<<<<

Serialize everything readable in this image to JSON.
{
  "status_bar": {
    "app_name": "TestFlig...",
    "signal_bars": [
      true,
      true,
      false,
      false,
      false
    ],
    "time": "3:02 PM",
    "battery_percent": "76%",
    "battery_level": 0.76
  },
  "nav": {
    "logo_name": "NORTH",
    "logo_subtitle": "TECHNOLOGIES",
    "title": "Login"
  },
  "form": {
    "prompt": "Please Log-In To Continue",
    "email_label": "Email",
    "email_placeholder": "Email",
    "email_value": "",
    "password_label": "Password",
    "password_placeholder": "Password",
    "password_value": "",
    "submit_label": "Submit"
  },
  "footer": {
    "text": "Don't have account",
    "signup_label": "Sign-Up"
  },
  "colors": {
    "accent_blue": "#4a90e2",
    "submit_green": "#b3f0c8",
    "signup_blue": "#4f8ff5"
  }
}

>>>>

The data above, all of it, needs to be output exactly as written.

Serialize everything readable in this image to JSON.
{
  "status_bar": {
    "app_name": "TestFlig...",
    "signal_bars": [
      true,
      true,
      false,
      false,
      false
    ],
    "time": "3:02 PM",
    "battery_percent": "76%",
    "battery_level": 0.76
  },
  "nav": {
    "logo_name": "NORTH",
    "logo_subtitle": "TECHNOLOGIES",
    "title": "Login"
  },
  "form": {
    "prompt": "Please Log-In To Continue",
    "email_label": "Email",
    "email_placeholder": "Email",
    "email_value": "",
    "password_label": "Password",
    "password_placeholder": "Password",
    "password_value": "",
    "submit_label": "Submit"
  },
  "footer": {
    "text": "Don't have account",
    "signup_label": "Sign-Up"
  },
  "colors": {
    "accent_blue": "#4a90e2",
    "submit_green": "#b3f0c8",
    "signup_blue": "#4f8ff5"
  }
}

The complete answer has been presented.